◆ WHAT TO PRODUCE ◆
Copy the records below in full and leave every image out of the copy.

Component data from apps and pages

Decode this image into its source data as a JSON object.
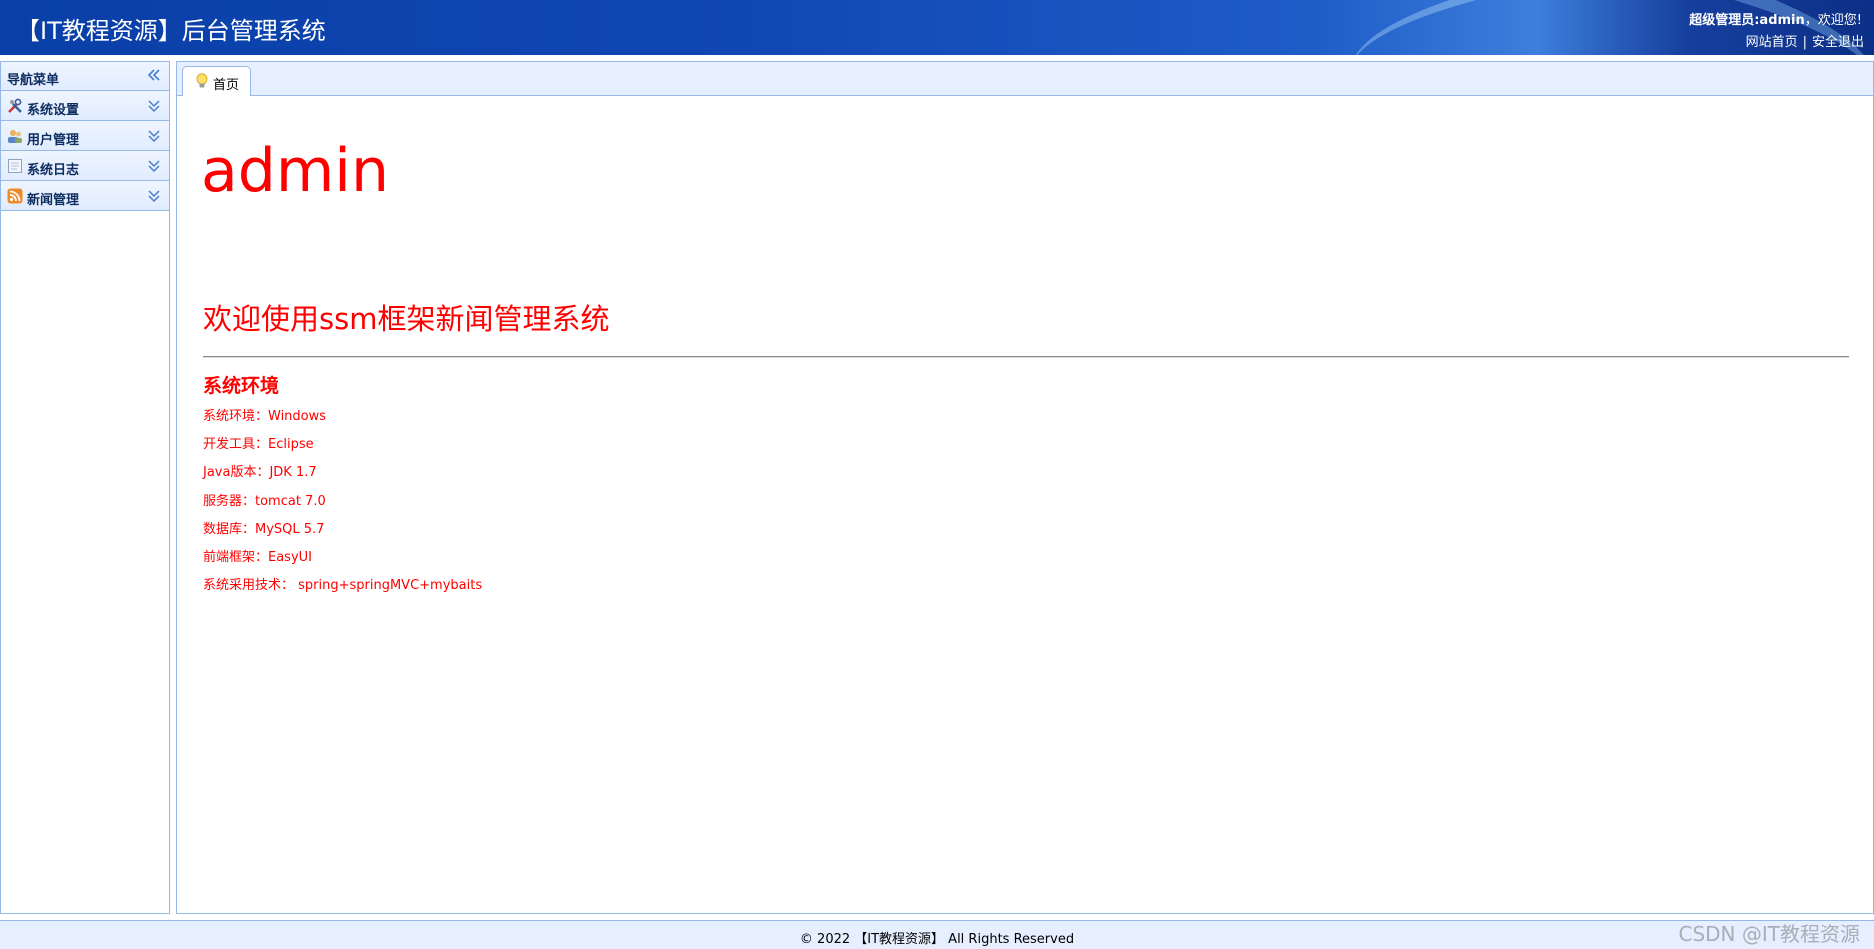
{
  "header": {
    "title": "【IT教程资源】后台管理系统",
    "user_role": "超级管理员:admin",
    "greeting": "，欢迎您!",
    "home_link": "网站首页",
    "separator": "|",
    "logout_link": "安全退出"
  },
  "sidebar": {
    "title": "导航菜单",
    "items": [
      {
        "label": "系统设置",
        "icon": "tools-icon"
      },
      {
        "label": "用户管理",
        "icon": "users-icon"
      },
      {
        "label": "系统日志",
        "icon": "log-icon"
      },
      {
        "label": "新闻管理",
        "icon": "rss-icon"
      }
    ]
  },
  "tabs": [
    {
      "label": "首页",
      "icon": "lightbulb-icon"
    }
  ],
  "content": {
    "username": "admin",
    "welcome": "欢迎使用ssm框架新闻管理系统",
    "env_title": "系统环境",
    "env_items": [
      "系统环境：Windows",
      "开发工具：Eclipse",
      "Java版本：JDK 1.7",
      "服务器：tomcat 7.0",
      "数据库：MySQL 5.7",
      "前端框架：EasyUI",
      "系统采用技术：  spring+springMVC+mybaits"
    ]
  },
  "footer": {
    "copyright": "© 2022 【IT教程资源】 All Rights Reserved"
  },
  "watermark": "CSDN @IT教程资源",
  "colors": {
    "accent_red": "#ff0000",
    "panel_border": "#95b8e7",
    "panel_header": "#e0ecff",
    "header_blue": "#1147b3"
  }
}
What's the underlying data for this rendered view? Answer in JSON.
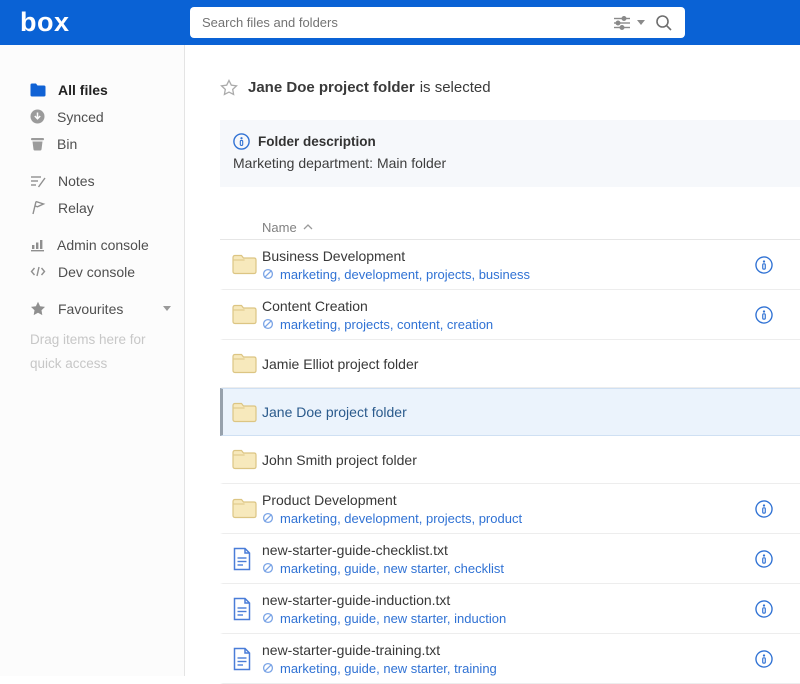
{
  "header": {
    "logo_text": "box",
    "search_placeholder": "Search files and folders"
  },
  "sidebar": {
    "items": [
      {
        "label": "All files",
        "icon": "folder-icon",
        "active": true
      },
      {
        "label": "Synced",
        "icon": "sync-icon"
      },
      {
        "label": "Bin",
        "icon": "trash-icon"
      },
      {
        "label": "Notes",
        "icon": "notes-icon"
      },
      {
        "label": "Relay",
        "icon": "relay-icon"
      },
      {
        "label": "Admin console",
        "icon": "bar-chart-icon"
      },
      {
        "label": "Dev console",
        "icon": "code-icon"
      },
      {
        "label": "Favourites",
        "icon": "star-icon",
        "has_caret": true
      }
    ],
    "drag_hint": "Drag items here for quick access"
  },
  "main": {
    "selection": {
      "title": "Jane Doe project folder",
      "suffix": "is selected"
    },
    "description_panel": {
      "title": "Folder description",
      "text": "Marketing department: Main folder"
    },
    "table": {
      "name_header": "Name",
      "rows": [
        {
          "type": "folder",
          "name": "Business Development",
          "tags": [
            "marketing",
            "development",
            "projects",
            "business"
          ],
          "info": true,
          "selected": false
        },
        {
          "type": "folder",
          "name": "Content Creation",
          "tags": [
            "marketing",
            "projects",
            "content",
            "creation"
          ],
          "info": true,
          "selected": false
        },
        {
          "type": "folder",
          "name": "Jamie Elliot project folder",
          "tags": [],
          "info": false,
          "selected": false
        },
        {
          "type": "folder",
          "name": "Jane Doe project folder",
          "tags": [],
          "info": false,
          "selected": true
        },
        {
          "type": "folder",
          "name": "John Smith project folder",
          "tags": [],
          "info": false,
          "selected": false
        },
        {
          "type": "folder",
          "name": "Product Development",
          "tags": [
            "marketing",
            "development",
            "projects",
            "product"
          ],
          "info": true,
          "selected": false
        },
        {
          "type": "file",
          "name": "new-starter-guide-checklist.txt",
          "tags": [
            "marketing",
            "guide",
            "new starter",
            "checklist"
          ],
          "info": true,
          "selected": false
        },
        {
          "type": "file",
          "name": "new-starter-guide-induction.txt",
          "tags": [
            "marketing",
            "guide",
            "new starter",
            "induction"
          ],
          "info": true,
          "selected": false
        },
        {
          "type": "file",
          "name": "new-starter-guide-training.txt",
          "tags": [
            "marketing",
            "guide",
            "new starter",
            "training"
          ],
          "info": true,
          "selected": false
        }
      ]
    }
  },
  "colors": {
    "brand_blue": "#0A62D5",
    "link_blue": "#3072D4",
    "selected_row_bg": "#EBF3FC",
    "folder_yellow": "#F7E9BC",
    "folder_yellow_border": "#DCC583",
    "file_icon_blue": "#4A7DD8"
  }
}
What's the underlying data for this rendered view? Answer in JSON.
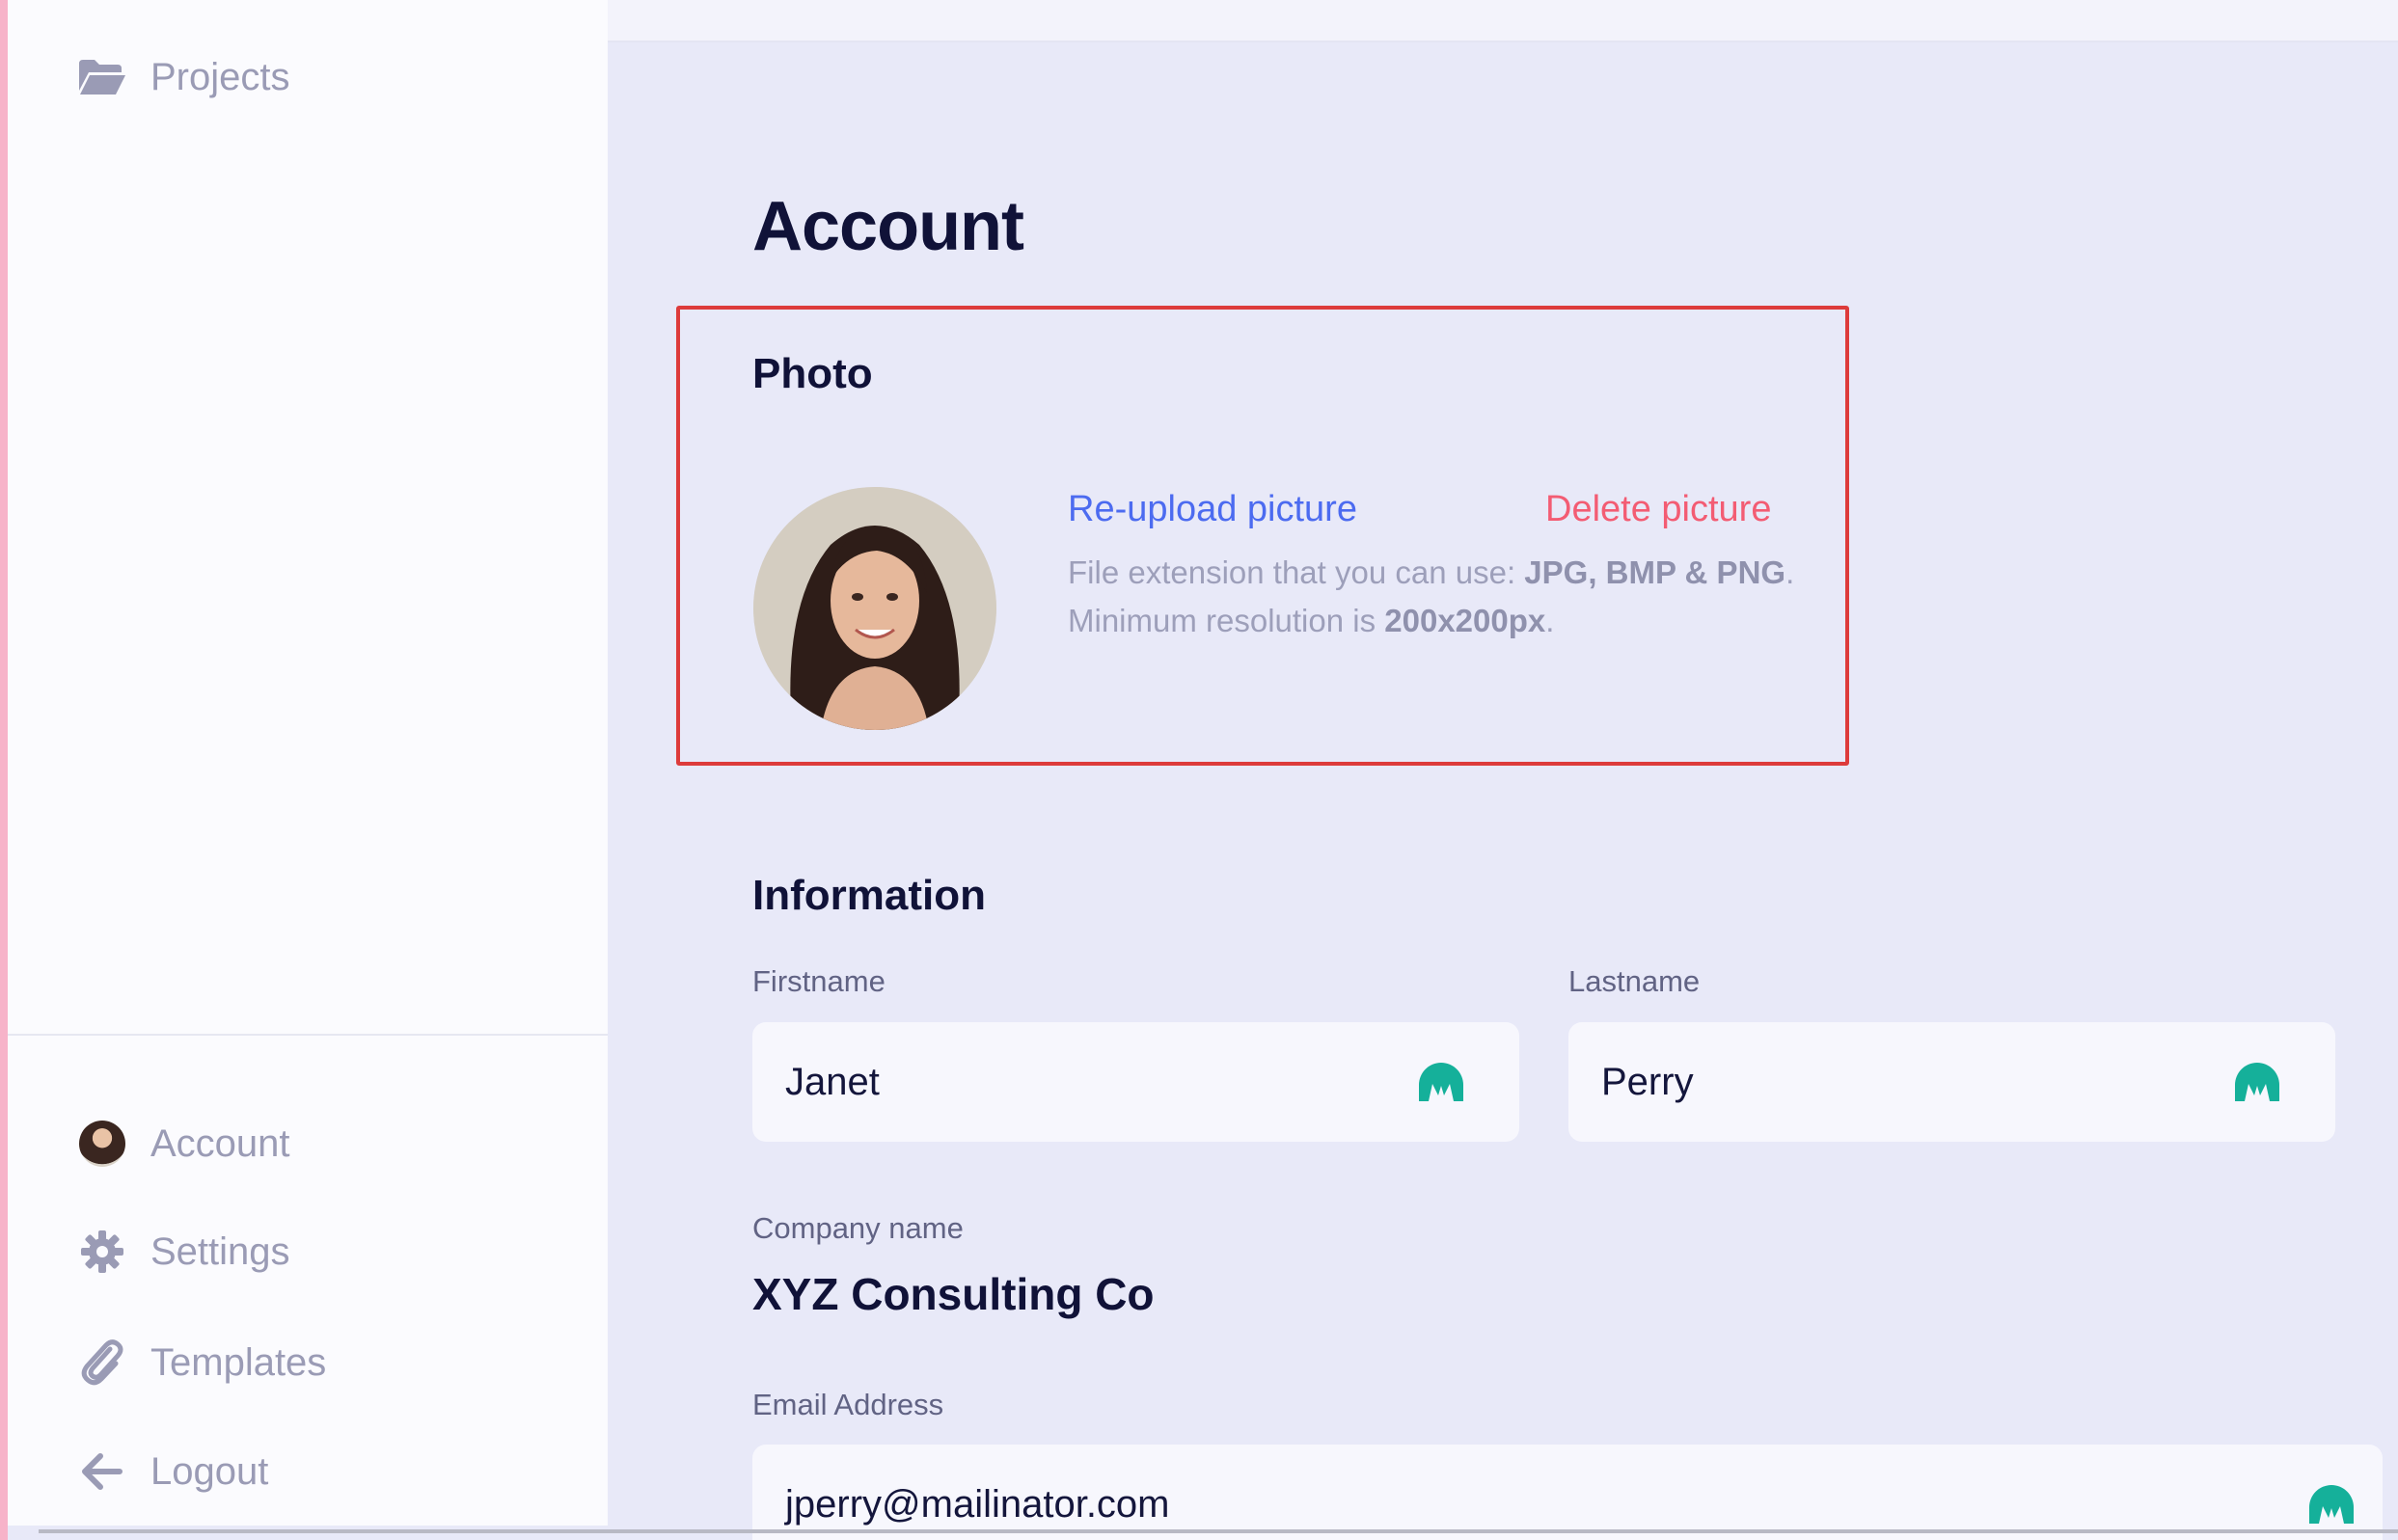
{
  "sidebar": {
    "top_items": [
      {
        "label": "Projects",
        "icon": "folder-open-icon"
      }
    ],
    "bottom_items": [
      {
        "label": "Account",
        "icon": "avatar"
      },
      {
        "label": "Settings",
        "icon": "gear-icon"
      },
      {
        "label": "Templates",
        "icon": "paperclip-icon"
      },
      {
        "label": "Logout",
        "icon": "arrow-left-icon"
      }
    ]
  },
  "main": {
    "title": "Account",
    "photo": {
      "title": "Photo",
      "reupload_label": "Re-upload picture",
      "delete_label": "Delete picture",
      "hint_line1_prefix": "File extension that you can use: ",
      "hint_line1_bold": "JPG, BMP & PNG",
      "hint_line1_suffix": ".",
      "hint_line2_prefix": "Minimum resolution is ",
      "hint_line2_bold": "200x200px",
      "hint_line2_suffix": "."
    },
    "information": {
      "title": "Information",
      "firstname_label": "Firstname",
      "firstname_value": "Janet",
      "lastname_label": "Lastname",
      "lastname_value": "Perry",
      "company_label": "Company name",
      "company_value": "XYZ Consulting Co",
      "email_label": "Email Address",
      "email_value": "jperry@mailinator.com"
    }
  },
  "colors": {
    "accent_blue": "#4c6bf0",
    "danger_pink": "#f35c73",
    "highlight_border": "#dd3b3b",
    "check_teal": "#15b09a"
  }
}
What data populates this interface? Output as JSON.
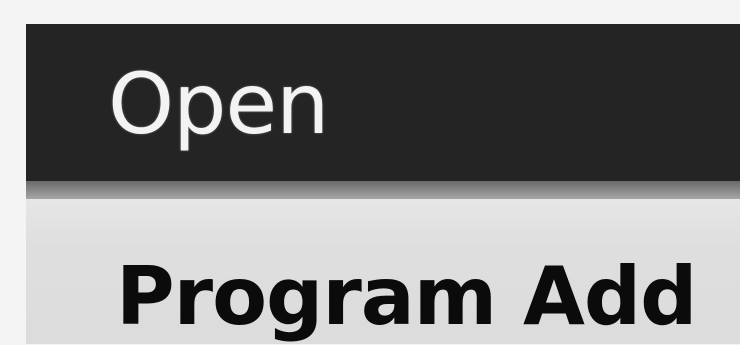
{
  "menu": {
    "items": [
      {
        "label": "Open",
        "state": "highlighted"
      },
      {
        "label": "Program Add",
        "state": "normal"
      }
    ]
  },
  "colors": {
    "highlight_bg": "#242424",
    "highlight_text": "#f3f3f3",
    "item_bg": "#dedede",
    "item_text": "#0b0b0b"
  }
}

◆ WORKED SOLUTION ◆
Decode this image into its source data as a JSON object.
{
  "header": {
    "title": "【IT教程资源】后台管理系统",
    "user_role": "超级管理员:admin",
    "greeting": "，欢迎您!",
    "home_link": "网站首页",
    "separator": "|",
    "logout_link": "安全退出"
  },
  "sidebar": {
    "title": "导航菜单",
    "items": [
      {
        "label": "系统设置",
        "icon": "tools-icon"
      },
      {
        "label": "用户管理",
        "icon": "users-icon"
      },
      {
        "label": "系统日志",
        "icon": "log-icon"
      },
      {
        "label": "新闻管理",
        "icon": "rss-icon"
      }
    ]
  },
  "tabs": [
    {
      "label": "首页",
      "icon": "lightbulb-icon"
    }
  ],
  "content": {
    "username": "admin",
    "welcome": "欢迎使用ssm框架新闻管理系统",
    "env_title": "系统环境",
    "env_items": [
      "系统环境：Windows",
      "开发工具：Eclipse",
      "Java版本：JDK 1.7",
      "服务器：tomcat 7.0",
      "数据库：MySQL 5.7",
      "前端框架：EasyUI",
      "系统采用技术：  spring+springMVC+mybaits"
    ]
  },
  "footer": {
    "copyright": "© 2022 【IT教程资源】 All Rights Reserved"
  },
  "watermark": "CSDN @IT教程资源",
  "colors": {
    "accent_red": "#ff0000",
    "panel_border": "#95b8e7",
    "panel_header": "#e0ecff",
    "header_blue": "#1147b3"
  }
}
What's the underlying data for this rendered view? Answer in JSON.
{
  "header": {
    "logo_text": "box",
    "search_placeholder": "Search files and folders"
  },
  "sidebar": {
    "items": [
      {
        "label": "All files",
        "icon": "folder-icon",
        "active": true
      },
      {
        "label": "Synced",
        "icon": "sync-icon"
      },
      {
        "label": "Bin",
        "icon": "trash-icon"
      },
      {
        "label": "Notes",
        "icon": "notes-icon"
      },
      {
        "label": "Relay",
        "icon": "relay-icon"
      },
      {
        "label": "Admin console",
        "icon": "bar-chart-icon"
      },
      {
        "label": "Dev console",
        "icon": "code-icon"
      },
      {
        "label": "Favourites",
        "icon": "star-icon",
        "has_caret": true
      }
    ],
    "drag_hint": "Drag items here for quick access"
  },
  "main": {
    "selection": {
      "title": "Jane Doe project folder",
      "suffix": "is selected"
    },
    "description_panel": {
      "title": "Folder description",
      "text": "Marketing department: Main folder"
    },
    "table": {
      "name_header": "Name",
      "rows": [
        {
          "type": "folder",
          "name": "Business Development",
          "tags": [
            "marketing",
            "development",
            "projects",
            "business"
          ],
          "info": true,
          "selected": false
        },
        {
          "type": "folder",
          "name": "Content Creation",
          "tags": [
            "marketing",
            "projects",
            "content",
            "creation"
          ],
          "info": true,
          "selected": false
        },
        {
          "type": "folder",
          "name": "Jamie Elliot project folder",
          "tags": [],
          "info": false,
          "selected": false
        },
        {
          "type": "folder",
          "name": "Jane Doe project folder",
          "tags": [],
          "info": false,
          "selected": true
        },
        {
          "type": "folder",
          "name": "John Smith project folder",
          "tags": [],
          "info": false,
          "selected": false
        },
        {
          "type": "folder",
          "name": "Product Development",
          "tags": [
            "marketing",
            "development",
            "projects",
            "product"
          ],
          "info": true,
          "selected": false
        },
        {
          "type": "file",
          "name": "new-starter-guide-checklist.txt",
          "tags": [
            "marketing",
            "guide",
            "new starter",
            "checklist"
          ],
          "info": true,
          "selected": false
        },
        {
          "type": "file",
          "name": "new-starter-guide-induction.txt",
          "tags": [
            "marketing",
            "guide",
            "new starter",
            "induction"
          ],
          "info": true,
          "selected": false
        },
        {
          "type": "file",
          "name": "new-starter-guide-training.txt",
          "tags": [
            "marketing",
            "guide",
            "new starter",
            "training"
          ],
          "info": true,
          "selected": false
        }
      ]
    }
  },
  "colors": {
    "brand_blue": "#0A62D5",
    "link_blue": "#3072D4",
    "selected_row_bg": "#EBF3FC",
    "folder_yellow": "#F7E9BC",
    "folder_yellow_border": "#DCC583",
    "file_icon_blue": "#4A7DD8"
  }
}
What's the underlying data for this rendered view? Answer in JSON.
{
  "sidebar": {
    "top_items": [
      {
        "label": "Projects",
        "icon": "folder-open-icon"
      }
    ],
    "bottom_items": [
      {
        "label": "Account",
        "icon": "avatar"
      },
      {
        "label": "Settings",
        "icon": "gear-icon"
      },
      {
        "label": "Templates",
        "icon": "paperclip-icon"
      },
      {
        "label": "Logout",
        "icon": "arrow-left-icon"
      }
    ]
  },
  "main": {
    "title": "Account",
    "photo": {
      "title": "Photo",
      "reupload_label": "Re-upload picture",
      "delete_label": "Delete picture",
      "hint_line1_prefix": "File extension that you can use: ",
      "hint_line1_bold": "JPG, BMP & PNG",
      "hint_line1_suffix": ".",
      "hint_line2_prefix": "Minimum resolution is ",
      "hint_line2_bold": "200x200px",
      "hint_line2_suffix": "."
    },
    "information": {
      "title": "Information",
      "firstname_label": "Firstname",
      "firstname_value": "Janet",
      "lastname_label": "Lastname",
      "lastname_value": "Perry",
      "company_label": "Company name",
      "company_value": "XYZ Consulting Co",
      "email_label": "Email Address",
      "email_value": "jperry@mailinator.com"
    }
  },
  "colors": {
    "accent_blue": "#4c6bf0",
    "danger_pink": "#f35c73",
    "highlight_border": "#dd3b3b",
    "check_teal": "#15b09a"
  }
}
What data populates this interface? Output as JSON.
{
  "menu": {
    "items": [
      {
        "label": "Open",
        "state": "highlighted"
      },
      {
        "label": "Program Add",
        "state": "normal"
      }
    ]
  },
  "colors": {
    "highlight_bg": "#242424",
    "highlight_text": "#f3f3f3",
    "item_bg": "#dedede",
    "item_text": "#0b0b0b"
  }
}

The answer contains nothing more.